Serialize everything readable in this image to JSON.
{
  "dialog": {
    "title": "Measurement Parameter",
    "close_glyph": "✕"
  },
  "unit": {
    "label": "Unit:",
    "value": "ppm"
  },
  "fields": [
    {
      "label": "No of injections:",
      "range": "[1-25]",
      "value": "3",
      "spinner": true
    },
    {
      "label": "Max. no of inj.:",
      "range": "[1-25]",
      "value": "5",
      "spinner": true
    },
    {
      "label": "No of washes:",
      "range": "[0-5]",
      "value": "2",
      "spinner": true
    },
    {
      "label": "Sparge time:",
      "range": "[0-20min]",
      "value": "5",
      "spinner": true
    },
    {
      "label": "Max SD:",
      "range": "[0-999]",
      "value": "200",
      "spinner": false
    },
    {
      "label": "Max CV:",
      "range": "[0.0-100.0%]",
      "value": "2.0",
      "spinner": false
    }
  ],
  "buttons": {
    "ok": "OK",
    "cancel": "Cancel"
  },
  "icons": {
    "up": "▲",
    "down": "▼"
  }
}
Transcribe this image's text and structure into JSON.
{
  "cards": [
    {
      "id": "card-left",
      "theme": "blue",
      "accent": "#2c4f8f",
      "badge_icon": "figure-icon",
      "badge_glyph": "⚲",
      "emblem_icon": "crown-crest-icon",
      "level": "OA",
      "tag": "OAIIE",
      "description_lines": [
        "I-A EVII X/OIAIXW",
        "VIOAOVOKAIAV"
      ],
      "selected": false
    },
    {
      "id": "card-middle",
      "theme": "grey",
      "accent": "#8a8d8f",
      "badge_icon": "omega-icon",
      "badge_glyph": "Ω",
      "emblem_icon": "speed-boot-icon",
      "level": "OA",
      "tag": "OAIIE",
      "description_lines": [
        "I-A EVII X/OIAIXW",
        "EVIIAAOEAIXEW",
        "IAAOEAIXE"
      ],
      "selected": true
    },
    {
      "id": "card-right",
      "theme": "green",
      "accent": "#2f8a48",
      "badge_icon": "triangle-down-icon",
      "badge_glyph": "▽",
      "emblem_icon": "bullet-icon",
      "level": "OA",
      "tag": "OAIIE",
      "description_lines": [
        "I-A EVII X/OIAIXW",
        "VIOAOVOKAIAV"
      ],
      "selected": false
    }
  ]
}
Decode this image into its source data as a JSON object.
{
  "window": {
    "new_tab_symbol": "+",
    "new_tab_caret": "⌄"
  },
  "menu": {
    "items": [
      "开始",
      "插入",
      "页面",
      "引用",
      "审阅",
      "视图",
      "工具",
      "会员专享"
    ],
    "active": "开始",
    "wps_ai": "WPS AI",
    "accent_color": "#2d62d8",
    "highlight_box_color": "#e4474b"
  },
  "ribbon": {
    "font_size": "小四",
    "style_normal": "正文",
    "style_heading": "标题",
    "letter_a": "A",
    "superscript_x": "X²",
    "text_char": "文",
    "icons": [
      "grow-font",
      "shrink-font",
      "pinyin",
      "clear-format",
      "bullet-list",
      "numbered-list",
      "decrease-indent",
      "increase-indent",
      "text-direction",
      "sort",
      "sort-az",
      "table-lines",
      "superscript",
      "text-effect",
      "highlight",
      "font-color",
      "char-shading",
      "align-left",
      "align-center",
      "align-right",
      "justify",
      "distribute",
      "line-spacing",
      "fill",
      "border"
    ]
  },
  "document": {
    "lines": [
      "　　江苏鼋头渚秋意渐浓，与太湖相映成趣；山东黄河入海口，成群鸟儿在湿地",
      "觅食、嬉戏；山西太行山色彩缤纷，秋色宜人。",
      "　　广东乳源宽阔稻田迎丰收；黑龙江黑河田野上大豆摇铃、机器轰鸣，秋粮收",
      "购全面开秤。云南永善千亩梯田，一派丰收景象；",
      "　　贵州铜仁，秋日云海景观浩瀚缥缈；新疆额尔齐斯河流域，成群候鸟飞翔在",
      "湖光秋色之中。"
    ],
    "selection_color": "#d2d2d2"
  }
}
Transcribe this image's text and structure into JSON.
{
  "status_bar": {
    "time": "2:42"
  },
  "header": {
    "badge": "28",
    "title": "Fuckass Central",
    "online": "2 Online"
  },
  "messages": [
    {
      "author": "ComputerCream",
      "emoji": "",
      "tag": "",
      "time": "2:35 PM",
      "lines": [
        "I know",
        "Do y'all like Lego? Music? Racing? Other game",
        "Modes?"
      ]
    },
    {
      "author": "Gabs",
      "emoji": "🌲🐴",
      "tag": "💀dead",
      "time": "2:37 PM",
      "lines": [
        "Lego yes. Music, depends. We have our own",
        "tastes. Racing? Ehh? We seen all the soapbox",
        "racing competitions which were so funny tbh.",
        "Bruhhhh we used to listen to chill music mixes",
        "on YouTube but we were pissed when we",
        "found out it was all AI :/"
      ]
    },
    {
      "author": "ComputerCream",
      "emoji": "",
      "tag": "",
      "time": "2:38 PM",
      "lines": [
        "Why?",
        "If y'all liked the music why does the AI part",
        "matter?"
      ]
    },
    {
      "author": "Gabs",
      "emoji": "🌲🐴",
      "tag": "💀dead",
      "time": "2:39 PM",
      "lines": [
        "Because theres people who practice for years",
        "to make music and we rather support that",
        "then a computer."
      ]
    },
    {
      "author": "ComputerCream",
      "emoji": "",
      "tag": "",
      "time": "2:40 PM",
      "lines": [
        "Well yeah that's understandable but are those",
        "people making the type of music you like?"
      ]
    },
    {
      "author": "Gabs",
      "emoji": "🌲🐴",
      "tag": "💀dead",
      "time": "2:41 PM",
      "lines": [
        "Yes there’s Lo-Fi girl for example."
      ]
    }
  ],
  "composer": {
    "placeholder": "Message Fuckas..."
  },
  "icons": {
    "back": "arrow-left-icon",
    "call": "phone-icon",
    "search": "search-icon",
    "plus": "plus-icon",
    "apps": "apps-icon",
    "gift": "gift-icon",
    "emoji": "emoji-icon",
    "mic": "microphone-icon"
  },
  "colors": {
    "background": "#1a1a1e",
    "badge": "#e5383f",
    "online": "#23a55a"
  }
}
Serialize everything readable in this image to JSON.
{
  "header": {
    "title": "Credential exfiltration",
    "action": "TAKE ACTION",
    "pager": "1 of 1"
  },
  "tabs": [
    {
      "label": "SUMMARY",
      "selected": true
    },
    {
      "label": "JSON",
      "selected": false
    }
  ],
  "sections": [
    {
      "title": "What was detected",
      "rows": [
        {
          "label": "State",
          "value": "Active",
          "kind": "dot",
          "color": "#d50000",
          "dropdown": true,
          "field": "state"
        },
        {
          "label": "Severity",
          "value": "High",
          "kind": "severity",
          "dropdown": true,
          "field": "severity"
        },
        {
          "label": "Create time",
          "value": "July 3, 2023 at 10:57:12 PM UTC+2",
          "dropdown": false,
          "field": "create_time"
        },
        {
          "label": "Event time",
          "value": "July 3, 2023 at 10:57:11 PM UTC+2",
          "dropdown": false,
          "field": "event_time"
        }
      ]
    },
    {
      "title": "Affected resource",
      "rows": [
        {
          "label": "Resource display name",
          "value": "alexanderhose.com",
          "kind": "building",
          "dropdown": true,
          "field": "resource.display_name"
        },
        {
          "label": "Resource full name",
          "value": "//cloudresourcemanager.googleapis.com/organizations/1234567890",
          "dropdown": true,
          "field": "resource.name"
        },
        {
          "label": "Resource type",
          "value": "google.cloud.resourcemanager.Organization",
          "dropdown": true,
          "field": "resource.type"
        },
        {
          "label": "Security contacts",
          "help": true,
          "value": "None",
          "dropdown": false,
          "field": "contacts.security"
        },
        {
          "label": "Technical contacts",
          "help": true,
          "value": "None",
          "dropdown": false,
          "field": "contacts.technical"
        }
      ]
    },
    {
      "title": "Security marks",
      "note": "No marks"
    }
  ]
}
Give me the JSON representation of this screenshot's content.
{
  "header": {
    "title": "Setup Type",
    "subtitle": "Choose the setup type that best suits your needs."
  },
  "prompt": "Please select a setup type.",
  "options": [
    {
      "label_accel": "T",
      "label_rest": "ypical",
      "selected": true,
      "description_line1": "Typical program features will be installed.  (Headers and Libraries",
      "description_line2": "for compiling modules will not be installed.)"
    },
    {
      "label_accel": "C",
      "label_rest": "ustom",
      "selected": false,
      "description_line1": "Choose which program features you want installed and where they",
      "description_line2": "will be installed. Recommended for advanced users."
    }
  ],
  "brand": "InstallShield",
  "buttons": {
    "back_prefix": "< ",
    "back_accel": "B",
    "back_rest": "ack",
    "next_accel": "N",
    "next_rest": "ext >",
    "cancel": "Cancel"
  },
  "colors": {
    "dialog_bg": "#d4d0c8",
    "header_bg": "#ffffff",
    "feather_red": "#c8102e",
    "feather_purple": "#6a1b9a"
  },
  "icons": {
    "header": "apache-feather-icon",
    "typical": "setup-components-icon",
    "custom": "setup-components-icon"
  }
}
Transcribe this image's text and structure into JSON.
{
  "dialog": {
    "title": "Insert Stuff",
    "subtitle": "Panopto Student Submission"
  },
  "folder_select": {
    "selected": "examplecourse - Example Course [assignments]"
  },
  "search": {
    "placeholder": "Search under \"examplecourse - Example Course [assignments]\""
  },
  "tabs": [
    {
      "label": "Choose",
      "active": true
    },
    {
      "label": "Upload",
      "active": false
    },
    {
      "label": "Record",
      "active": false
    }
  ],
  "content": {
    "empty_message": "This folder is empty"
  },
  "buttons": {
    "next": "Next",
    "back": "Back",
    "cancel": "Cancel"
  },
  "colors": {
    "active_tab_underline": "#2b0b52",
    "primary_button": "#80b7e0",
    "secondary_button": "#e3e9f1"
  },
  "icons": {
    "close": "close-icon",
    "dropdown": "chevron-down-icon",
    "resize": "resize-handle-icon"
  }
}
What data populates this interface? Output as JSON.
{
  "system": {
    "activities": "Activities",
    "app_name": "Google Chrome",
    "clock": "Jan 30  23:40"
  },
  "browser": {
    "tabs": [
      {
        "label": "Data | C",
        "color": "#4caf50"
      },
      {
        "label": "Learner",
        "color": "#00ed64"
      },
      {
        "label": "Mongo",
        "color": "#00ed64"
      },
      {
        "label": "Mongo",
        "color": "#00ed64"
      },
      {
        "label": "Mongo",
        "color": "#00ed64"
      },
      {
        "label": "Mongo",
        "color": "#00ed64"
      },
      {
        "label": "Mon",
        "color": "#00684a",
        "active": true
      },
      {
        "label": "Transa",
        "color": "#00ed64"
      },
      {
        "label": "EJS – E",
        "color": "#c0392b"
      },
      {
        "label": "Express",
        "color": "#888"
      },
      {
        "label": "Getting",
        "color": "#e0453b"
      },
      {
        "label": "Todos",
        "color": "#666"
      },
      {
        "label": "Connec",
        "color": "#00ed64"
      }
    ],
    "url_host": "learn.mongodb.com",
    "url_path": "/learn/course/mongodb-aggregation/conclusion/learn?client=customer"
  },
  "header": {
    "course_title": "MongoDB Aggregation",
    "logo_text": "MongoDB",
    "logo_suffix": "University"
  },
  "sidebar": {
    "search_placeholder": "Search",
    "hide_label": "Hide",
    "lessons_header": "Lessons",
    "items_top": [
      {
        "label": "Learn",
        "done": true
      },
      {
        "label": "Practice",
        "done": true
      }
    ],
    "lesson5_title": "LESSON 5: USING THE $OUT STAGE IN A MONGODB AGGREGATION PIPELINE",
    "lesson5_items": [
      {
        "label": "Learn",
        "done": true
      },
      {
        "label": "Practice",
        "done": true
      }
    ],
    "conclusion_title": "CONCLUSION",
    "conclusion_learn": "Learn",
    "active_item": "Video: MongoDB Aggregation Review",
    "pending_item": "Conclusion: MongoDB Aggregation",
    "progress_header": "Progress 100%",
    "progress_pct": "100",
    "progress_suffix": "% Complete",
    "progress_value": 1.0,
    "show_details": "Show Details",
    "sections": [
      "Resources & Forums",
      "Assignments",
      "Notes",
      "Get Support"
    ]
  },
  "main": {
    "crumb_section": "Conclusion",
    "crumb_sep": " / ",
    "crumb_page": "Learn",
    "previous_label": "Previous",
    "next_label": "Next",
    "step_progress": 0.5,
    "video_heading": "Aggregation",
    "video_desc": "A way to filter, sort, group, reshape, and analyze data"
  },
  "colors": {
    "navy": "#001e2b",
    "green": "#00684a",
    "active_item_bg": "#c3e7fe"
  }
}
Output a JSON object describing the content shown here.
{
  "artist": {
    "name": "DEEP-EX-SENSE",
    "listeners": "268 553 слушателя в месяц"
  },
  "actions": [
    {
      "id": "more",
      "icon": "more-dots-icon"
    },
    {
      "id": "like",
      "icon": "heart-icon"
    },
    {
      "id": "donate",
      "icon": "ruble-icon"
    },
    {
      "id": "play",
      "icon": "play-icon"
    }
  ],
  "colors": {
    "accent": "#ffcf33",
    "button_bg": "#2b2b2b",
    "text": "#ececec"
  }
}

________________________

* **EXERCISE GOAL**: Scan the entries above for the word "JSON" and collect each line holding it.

* **EXERCISE SOLUTION**:
Serialize everything readable in this image to JSON.
Transcribe this image's text and structure into JSON.
Decode this image into its source data as a JSON object.
Transcribe this image's text and structure into JSON.
Serialize everything readable in this image to JSON.
      "label": "JSON",
Give me the JSON representation of this screenshot's content.
Transcribe this image's text and structure into JSON.
What data populates this interface? Output as JSON.
Output a JSON object describing the content shown here.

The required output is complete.